Does the rightward swing in national politics spell curtains for the Obama administration’s push for green agendas and sustainability in America’s cities and neighborhoods?
Housing and Urban Development Secretary Shaun Donovan argues no—and cites congressional action to prove his case.
The hard-fought budget compromise for 2011 protects, for example, two stellar programs, both of which have triggered hundreds of competitive applications.
One is the Sustainable Communities Initiative, which helps localities and federal departments tie together and improve their efforts in housing, transportation and environmental decisions at the regional and grass-roots level. The program is to receive $100 million for this fiscal year.
Another save, with $528 million appropriated, is the highly popular TIGER program of transportation-related grants to cities and regions that come up with creative ways to rebuild their economies through such steps as safer streets, reduced carbon emissions and greater community livability.
Both programs had been zeroed out in the House Republicans’ initial budget proposal for the year.
So why, with many other programs cut deeply—for example, the Community Development Block Grants and the Hope VI mixed-income public housing program—did some initiatives survive in the hotly debated final budget?
Donovan’s claim: Both the Sustainable Communities Initiative and TIGER have generated “remarkably broad and deep support, tapping a wellspring of support in communities across the country.” Applications, he reports, have flowed in from equal portions of Republican and Democratic districts.
There had been initial congressional concern, Donovan acknowledged, that “the federal government was coming in to plan communities.” But now, he says, “there’s growing Capitol Hill recognition that the programs actually enable local vision to come to fruition.” Among the crucial supporters, he said, are local business leaders and development groups that see the grants as a way for their cities or regions to thrive and draw young people—fuel for an economy in which “capital follows people” rather than the reverse.
And then there’s the issue of a more efficient economic landscape. “We’re reaching the limits of the automotive city and metro area,” says Donovan, noting that “the costs of commuting and time lost in congestion are five times higher than 25 years ago.” He believes this undergirds the case for conscious federal policy to encourage compactness, including addressing the needs of regions with shortages of affordable—especially rental—housing.
Can this case sell politically? Realism says there’s a set of interests that benefit financially from sprawling development because it fuels demand for the oil and vehicles they sell. Their cause is taken up by conservative think tanks all too ready to label compactness scenarios as unwarranted government dictation. Financial support for the right-leaning policy groups taking such a stand, reports SourceWatch (part of the Center for Media and Democracy), comes from such organizations as the American Petroleum Institute, Shell, Chevron, ExxonMobil, Ford and General Motors.
But Donovan—like his colleague Transportation Secretary Ray LaHood—expresses optimism that more efficient, less energy-demanding forms of development will be imperatives in a world of $4-and-higher gasoline and with the need for radically “greener” development.

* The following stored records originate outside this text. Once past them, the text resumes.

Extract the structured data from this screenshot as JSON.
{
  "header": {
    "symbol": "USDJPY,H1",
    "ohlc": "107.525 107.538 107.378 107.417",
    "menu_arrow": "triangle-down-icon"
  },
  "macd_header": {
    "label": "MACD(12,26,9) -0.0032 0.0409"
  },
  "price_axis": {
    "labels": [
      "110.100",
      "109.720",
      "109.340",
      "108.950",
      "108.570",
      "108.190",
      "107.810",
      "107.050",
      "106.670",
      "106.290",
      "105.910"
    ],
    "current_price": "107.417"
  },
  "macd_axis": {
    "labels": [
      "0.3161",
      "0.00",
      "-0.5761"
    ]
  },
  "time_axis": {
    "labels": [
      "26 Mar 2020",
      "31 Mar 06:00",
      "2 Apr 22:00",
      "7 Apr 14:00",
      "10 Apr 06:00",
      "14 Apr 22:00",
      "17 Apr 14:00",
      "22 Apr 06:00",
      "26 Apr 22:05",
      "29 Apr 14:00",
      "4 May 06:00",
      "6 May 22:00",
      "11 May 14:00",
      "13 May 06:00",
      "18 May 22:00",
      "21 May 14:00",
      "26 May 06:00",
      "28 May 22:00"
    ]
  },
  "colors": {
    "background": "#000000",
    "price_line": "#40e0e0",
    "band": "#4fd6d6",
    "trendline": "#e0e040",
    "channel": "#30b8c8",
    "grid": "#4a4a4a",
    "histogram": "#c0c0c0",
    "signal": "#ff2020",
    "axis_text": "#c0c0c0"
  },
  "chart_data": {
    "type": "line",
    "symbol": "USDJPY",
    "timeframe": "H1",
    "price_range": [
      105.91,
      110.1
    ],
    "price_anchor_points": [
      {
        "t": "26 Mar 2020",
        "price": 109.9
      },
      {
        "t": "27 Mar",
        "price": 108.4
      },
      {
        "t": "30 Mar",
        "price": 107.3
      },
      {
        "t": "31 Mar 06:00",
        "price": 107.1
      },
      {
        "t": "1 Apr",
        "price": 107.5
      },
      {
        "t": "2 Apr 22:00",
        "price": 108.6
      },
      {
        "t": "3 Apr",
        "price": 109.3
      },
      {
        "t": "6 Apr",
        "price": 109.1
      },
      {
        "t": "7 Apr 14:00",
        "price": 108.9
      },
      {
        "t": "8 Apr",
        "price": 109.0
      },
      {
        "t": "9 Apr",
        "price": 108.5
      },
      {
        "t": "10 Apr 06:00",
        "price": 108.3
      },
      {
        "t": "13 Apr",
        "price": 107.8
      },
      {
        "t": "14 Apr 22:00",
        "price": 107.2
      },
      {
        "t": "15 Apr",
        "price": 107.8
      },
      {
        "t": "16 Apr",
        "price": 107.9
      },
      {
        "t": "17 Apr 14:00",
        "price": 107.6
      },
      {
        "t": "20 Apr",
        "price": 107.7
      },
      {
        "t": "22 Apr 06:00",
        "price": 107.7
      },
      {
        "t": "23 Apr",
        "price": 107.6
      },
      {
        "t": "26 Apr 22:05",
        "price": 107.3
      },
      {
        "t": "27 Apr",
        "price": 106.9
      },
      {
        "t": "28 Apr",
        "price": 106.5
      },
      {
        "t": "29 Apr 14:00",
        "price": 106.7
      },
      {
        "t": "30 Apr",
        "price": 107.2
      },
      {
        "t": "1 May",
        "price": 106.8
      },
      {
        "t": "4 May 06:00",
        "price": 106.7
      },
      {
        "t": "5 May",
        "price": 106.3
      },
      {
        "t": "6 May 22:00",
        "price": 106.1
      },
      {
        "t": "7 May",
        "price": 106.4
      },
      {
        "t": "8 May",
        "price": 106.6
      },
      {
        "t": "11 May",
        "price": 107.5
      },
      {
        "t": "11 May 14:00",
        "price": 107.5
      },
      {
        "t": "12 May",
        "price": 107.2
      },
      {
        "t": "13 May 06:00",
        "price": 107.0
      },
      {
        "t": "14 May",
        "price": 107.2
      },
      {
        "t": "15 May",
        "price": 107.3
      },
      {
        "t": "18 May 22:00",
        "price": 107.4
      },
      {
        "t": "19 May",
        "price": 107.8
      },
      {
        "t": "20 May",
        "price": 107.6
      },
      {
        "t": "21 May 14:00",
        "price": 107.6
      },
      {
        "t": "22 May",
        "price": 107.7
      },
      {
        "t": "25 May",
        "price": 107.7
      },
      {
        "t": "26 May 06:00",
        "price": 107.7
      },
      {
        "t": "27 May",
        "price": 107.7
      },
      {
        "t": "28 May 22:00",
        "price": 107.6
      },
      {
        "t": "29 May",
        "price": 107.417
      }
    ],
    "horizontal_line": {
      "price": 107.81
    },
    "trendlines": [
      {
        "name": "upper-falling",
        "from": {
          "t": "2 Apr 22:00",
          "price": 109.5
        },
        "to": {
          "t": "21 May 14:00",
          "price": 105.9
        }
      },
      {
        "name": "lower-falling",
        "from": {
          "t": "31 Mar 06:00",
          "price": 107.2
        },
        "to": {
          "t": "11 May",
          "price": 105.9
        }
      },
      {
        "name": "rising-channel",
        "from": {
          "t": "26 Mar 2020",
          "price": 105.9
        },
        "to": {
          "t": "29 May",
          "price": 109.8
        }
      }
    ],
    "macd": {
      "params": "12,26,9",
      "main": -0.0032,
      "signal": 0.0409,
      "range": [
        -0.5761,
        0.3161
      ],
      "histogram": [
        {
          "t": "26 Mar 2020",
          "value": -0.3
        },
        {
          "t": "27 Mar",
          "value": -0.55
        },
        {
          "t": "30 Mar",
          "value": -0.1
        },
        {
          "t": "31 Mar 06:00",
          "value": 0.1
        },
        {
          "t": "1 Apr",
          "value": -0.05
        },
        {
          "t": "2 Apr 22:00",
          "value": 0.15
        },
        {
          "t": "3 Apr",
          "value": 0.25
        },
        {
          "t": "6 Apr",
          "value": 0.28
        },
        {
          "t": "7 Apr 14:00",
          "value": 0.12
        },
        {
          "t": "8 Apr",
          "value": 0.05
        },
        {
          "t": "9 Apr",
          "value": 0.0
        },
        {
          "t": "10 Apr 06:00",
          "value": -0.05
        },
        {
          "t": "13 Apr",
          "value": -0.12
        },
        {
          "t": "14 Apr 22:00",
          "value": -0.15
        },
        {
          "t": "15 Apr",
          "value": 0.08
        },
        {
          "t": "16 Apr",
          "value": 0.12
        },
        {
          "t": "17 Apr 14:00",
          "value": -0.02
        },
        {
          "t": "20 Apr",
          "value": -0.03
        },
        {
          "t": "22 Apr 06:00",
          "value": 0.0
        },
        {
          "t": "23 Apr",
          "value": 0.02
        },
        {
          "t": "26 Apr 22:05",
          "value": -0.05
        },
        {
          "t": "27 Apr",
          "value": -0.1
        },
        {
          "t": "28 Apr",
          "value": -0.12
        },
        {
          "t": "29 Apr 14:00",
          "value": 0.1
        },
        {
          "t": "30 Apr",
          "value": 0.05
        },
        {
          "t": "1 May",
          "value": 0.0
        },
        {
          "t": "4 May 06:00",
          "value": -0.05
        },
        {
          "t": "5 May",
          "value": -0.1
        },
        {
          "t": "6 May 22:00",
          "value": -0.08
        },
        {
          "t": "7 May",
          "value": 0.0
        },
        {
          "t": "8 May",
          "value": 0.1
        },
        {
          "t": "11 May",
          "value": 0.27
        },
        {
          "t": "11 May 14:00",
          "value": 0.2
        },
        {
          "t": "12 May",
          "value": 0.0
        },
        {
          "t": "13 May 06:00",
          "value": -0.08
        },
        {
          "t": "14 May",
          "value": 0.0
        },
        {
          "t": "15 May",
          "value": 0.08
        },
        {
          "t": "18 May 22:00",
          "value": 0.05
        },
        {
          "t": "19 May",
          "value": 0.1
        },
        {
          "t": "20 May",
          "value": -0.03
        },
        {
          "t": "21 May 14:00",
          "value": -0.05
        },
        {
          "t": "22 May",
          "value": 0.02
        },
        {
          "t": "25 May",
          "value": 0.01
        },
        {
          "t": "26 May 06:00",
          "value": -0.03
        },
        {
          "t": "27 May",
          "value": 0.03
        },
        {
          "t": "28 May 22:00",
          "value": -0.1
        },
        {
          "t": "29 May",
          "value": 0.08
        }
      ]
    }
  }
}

“We need to drive many other federal investments in the same direction” as the Sustainable Communities Initiative, says Donovan. He describes a “preferred sustainability status” system that grants extra points for greener proposals, which are mutually supportive because they’re connected by physical location, in grant applications to federal agencies for housing, transportation, infrastructure, environmental protection, perhaps even school funding.
The multipurpose idea is encapsulated in a current proposal from New Orleans to remake its troubled Iberville public housing area. The idea is to create a more attractive, sustainable neighborhood through a richer variety of midrise apartment buildings and townhouses. To enhance prospects for residents, there will be a new transit line connecting them to jobs at a major new Veterans Affairs hospital. And the government will demolish an expressway link that’s long separated the neighborhood from the surrounding city.
Donovan is meanwhile championing a new PowerSaver mortgage product that the Federal Housing Administration is targeting for “green” retrofits of existing homes. Qualified homeowners are able to get loans of up to $25,000 to make energy-efficient improvements they select, such as new or added insulation, duct sealing, replacement doors and windows, water heaters and solar panels.
“PowerSaver hits on all cylinders by helping credit-worthy homeowners finance these upgrades, cut their energy bills and boost the local job market in the process,” Donovan asserts. At least 18 national and local lenders will make the loans but be required to have significant “skin in the game” because the FHA guarantee will cover no more than 90 percent of the loan in case of a default.
Within weeks, says Donovan, HUD will unveil a multifamily equivalent to PowerSaver. The clear message: Don’t expect the administration to let up on its green, sustainability push anytime soon.
E-mail Neal Peirce.
© 2011, The Washington Post Writers Group